'We Have Each Other's Backs': May Day Rallies Highlight Black Lives Matter Movement
'It's not just one of us, it's all of us.'
With May Day rallies taking place worldwide on Friday, activists in the U.S. are expanding their message—historically focused on workers' rights—to take a stand for racial justice, as the Black Lives Matter movement against police brutality continues to spread.
The move follows days of protests in Baltimore demanding justice for 25-year-old Freddie Gray, who died after his spine was severed while in police custody. Solidarity actions quickly sprouted in other cities, including Chicago, New York, and Philadelphia, the latter of which saw a violent police crackdown on Thursday night.
In Chicago, hundreds of activists began the day with a march to Cook County Jail, where they staged a demonstration to call attention to the "state repression of working class people... [and the] connection between May Day and recent demonstrations across the country," organizers with the May Day Radical Coalition wrote in a press release.
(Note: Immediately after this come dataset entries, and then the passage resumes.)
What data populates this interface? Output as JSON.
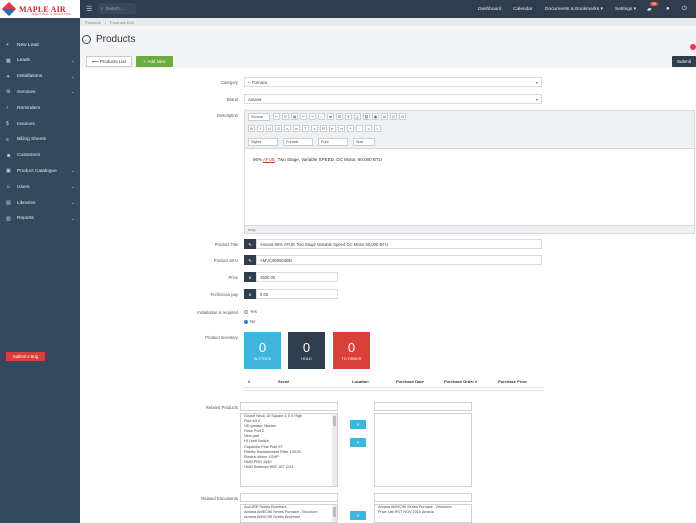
{
  "app": {
    "brand": "MAPLE AIR",
    "tagline": "HEATING & COOLING"
  },
  "topbar": {
    "search_placeholder": "Search...",
    "nav": [
      "Dashboard",
      "Calendar",
      "Documents & Bookmarks ▾",
      "Settings ▾"
    ],
    "notification_count": "99"
  },
  "sidebar": {
    "items": [
      {
        "label": "New Lead",
        "icon": "plus-icon",
        "chevron": false
      },
      {
        "label": "Leads",
        "icon": "grid-icon",
        "chevron": true
      },
      {
        "label": "Installations",
        "icon": "wrench-icon",
        "chevron": true
      },
      {
        "label": "Services",
        "icon": "cog-icon",
        "chevron": true
      },
      {
        "label": "Reminders",
        "icon": "bell-icon",
        "chevron": false
      },
      {
        "label": "Invoices",
        "icon": "dollar-icon",
        "chevron": false
      },
      {
        "label": "Billing Sheets",
        "icon": "list-icon",
        "chevron": false
      },
      {
        "label": "Customers",
        "icon": "users-icon",
        "chevron": false
      },
      {
        "label": "Product Catalogue",
        "icon": "box-icon",
        "chevron": true
      },
      {
        "label": "Users",
        "icon": "user-icon",
        "chevron": true
      },
      {
        "label": "Libraries",
        "icon": "book-icon",
        "chevron": true
      },
      {
        "label": "Reports",
        "icon": "chart-icon",
        "chevron": true
      }
    ],
    "bug_button": "Submit a Bug"
  },
  "breadcrumb": [
    "Products",
    "Products Edit"
  ],
  "header": {
    "title": "Products",
    "list_button": "Products List",
    "add_button": "Add New",
    "submit_button": "Submit"
  },
  "form": {
    "category_label": "Category",
    "category_value": "-- Furnace",
    "brand_label": "Brand",
    "brand_value": "Amana",
    "description_label": "Description",
    "editor": {
      "toolbar_row1": [
        "Source",
        "Styles",
        "Format",
        "Font",
        "Size"
      ],
      "content_prefix": "96% ",
      "content_ul": "AFUE",
      "content_suffix": ", Two Stage, Variable SPEED, DC Motor, 60,000 BTU",
      "footer": "body"
    },
    "title_label": "Product Title",
    "title_value": "Amana 96% AFUE Two Stage Variable Speed DC Motor 60,000 BTU",
    "sku_label": "Product SKU",
    "sku_value": "AMVC960604BN",
    "price_label": "Price",
    "price_value": "4500.00",
    "tech_label": "Technician pay",
    "tech_value": "0.00",
    "install_label": "Installation is required",
    "install_yes": "Yes",
    "install_no": "No",
    "inventory_label": "Product Inventory",
    "inventory": [
      {
        "count": "0",
        "caption": "IN STOCK",
        "color": "#3fb4dd"
      },
      {
        "count": "0",
        "caption": "HOLD",
        "color": "#2f3d4c"
      },
      {
        "count": "0",
        "caption": "TO ORDER",
        "color": "#d9403a"
      }
    ],
    "table_headers": [
      "#",
      "Serial",
      "Location",
      "Purchase Date",
      "Purchase Order #",
      "Purchase Price"
    ],
    "related_label": "Related Products",
    "related_options": [
      "Goose Neck 10 Square 4 X 9 High",
      "Flue Kit 2",
      "HD grease, Marten",
      "Hose Port 2",
      "New part",
      "Hi Limit Switch",
      "Capacitor Flue Pole 97",
      "Filtrete Replacement Filter 10X25",
      "Electric Motor 1/2HP",
      "HUM PRO 1540",
      "HUM Solenoid W/R 1KT 2/24"
    ],
    "related_docs_label": "Related Documents",
    "docs_left": [
      "AccURE Series Brochure",
      "Amana AMEC96 Series Furnace - Brochure",
      "Amana AMVC95 Series Brochure"
    ],
    "docs_right": [
      "Amana AMVC96 Series Furnace - Brochure",
      "Price List RST NOV 2015 Amana"
    ]
  }
}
"We cannot truly say 'Black Lives Matter' if we’re not also improving the material circumstances of America's black and brown people, alongside fighting against police violence."
—STL Socialist Coalition for Black Liberation
"The acquittal of Chicago Police Officer Dante Servin, even though he admitted to killing Rekia Boyd, is only the latest in a long history of state murder and racist injustice," said organizer Alison Olhava.
"We cannot truly say 'Black Lives Matter' if we’re not also improving the material circumstances of America's black and brown people, alongside fighting against police violence," organizers in Ferguson and St. Louis, Missouri wrote in a press release (pdf) ahead of their May Day action, which also listed several demands for institutional reform in those cities, as well as in Baltimore and across the country. The unpunished police killings of Michael Brown, Rekia Boyd, and "and so many other women and men shows the real face of poverty, drugs, official neglect, law enforcement surveillance, deindustrialization, and endemic racism and oppression... The late Dr. W.E.B. Du Bois’ words still ring true for black workers and youth: 'A system cannot fail those it was never meant to protect.'"
In recent years, May Day rallies have also pushed for attention on immigrants seeking to live and work in the U.S. legally. While activists plan to uphold that message on Friday, the connection between immigrant rights also extends to racial justice, the Associated Press writes. "Broadening the message could help bring new supporters to the push for immigration changes, but doing so isn't just a political strategy, leaders said, noting that immigrants share a distrust of police authority and concerns about racial inequality."
"If our living and working conditions are similar, we might be able to create solidarity across racial lines."
—Samaa Abdurraqib, Southern Maine Workers' Center
"It is important to support movements and struggles that stand up for people being singled out by the system. Right now, immigrants share that distinction with African-American youth, that we are being targeted by the system," Miguel Paredes, membership coordinator of the Coalition for Humane Immigrant Rights of Los Angeles, told the AP on Friday morning.
In New York, some demonstrators will carry a banner reading "No police from Baltimore to Ayotzinapa," a reference to the disappearance of 43 students in Mexico last year, said Teresa Gutierrez, co-coordinator of the May 1 Coalition.
Workers' rights and the Black Lives Matter movement "have a similar element of self-determination," Samaa Abdurraqib, a volunteer organizer with the Southern Maine Workers' Center, told Common Dreams. "At the root of [the movements] is self-determination and self-preservation."
May Day has its roots in the 1886 Haymarket Affair in Chicago, when a rally for labor rights in Haymarket Square was bombed, leading to several deaths and a violent police crackdown on workers and union organizing.
"We see a lot of those same situations in the Black Lives Matter movement," Abdurraqib added. "Black and brown people want to live their lives without fear of police brutality or vigilante violence. Economic justice connects to that... If our living and working conditions are similar, we might be able to create solidarity across racial lines."
The protests in Baltimore have drawn attention to the city's long history of systemic poverty and racism that has contributed to extreme inequality for its majority-black residents. In an interview with Common Dreams last week, Laurence Brown, an assistant professor at Morgan State University and a member of the Baltimore Redevelopment Action Coalition for Empowerment, called that phenomenon "structural looting in form of policy."
"People miss the underlying structural issues that are happening everyday... In this moment of national outrage, we're at a crescendo where folks are fed up," Brown said at the time.
Highlighting the parallels between the movements, and their historically similar fights against oppressive power structures, shows "how we can support each other, care about each other, have each other's backs," Abdurraqib said. "It's not just one of us, it's all of us. And all black lives matter."